Schema Made Easy
Even though Schema has been around for a while, it’s still highly relevant when it comes to SEO recommendations. One experiment found that twice as many sites with schema markups gained rankings in search engine results.
Schema rankings tell Google and the other search engines what they can expect to find in the content that follows the code. You can add schema markups to your website easily by using WordPress plugins like Schema Pro, which automates markups with the capability to also create Custom Fields.
Focus on Your Links
When you’re creating a new piece of content, think about other content on your site that is valuable, relevant, and related to the piece you’re writing that would make sense to include as a hyperlink. This is called a link-building strategy.
Many SEO recommendations suggest five to 10 internal links for every 2,000 words of content. That’s roughly one link for every 200 words.
You can add links to your higher-traffic pages to support them or to lower-traffic pages to give them a boost.
Understanding External Links
External links come in two forms:
- Outbound links (which go from your web page to an external authoritative page)
- Inbound links (which go from another authoritative site to your content)
Let’s first talk about the ones we can control: Outbound links.
If you’re writing about a topic, you can add links to pages that aren’t part of your domain.

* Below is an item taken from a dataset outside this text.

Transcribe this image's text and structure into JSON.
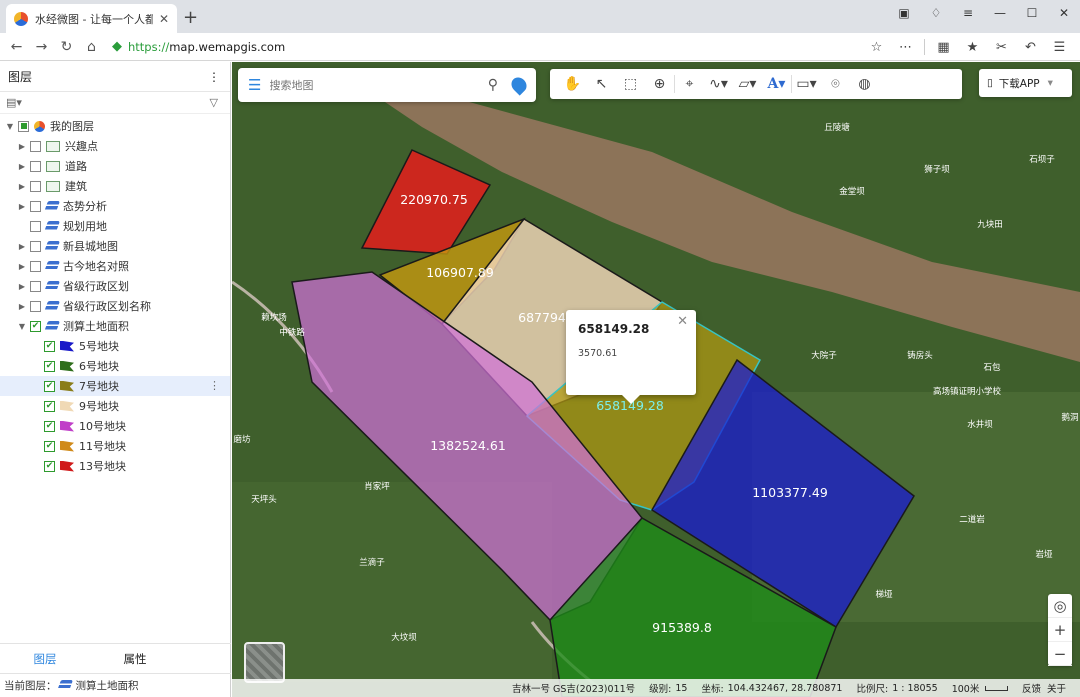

These outbound links give your readers more information on the topic from an authoritative source. When you’re linking to other sites, SEO recommendations say you should choose sites that:
- Don’t compete with yours

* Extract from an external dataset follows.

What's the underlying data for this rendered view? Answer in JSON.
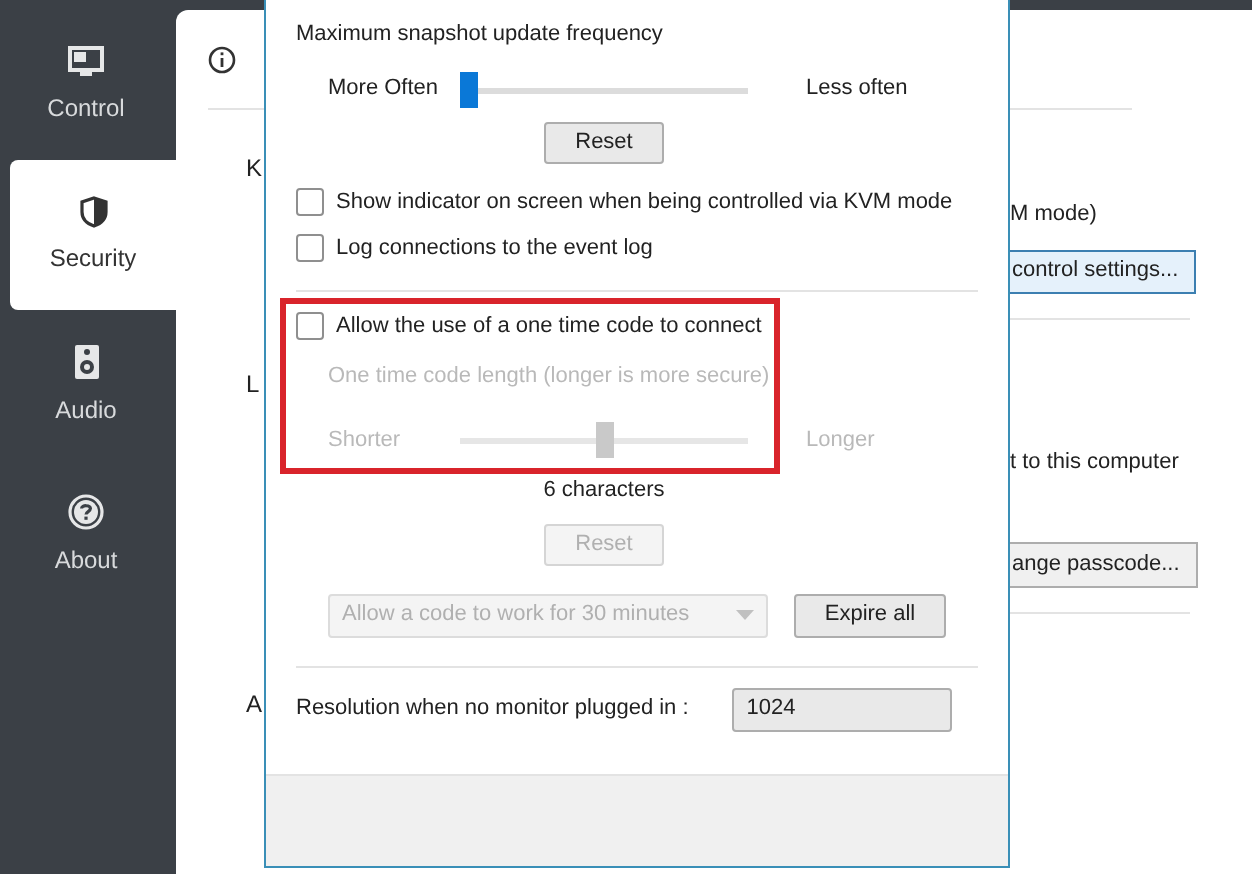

- Have credibility as a primary or authoritative source
- Are trustworthy
If the site doesn’t meet these requirements, but you still want to link to it – for instance, in the case of a sponsorship — add a “nofollow” link. Google won’t acknowledge that you linked to the page, but your readers can find it with a click.

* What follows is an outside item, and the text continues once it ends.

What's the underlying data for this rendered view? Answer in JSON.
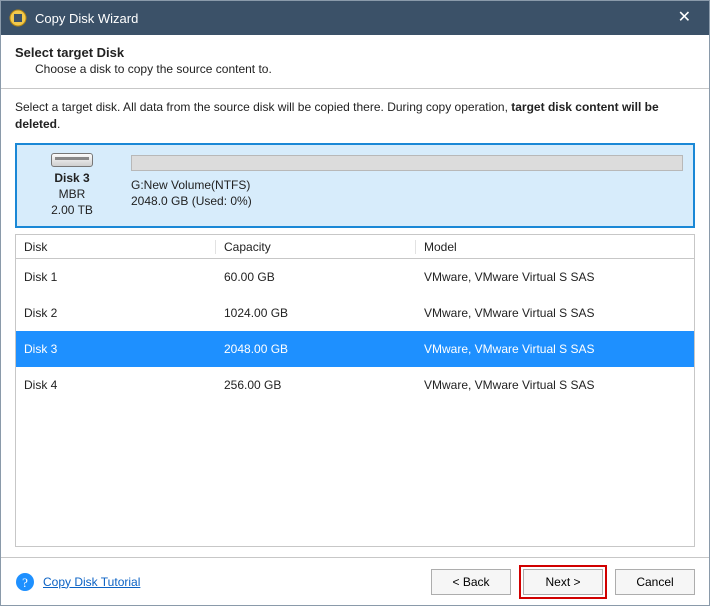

Just as you want to link out to authoritative sites, you want other sites to link to your content as a useful resource. Google frowns upon link trading, buying links, or other ways of securing links that do not happen organically. So, ignore SEO recommendations to “trade” links or buy links.
Instead, you can offer to post guest blogs on relevant sites, or you can ask partners or influencers to link to you. And if another site references your content — such as the results of a survey or study — you can reach out and ask if they can add a backlink. Similarly, if someone posts a positive review of your brand on their website, ask them for a link.
Effective link building is one of the hardest SEO recommendations to implement, but it can offer a valuable boost in rankings.
Catching the Elusive SEO Unicorn
SEO does not have to be a mystical unicorn to marketers. Following SEO recommendations simply calls for some patience, attention to detail, and determination.
If you install the right schema markup plugins, understand how to use the Google Search Console, and develop a strong link-building strategy, you can help your site climb those rankings in no time. Hiring the right people to write optimized, engaging content using the proper keywords can help boost your rankings,.
So, write for readers first. Publish relevant content. Understand user intent. Then, follow the above SEO recommendations to reach that coveted mark of SEO success: a ranking on the first page.
Learn more about content strategy. Subscribe to The Content Strategist newsletter for more articles like this sent directly to your inbox.
The post ‘SEO Is Not a Unicorn’: Crucial SEO Tips for Content Marketers appeared first on Contently.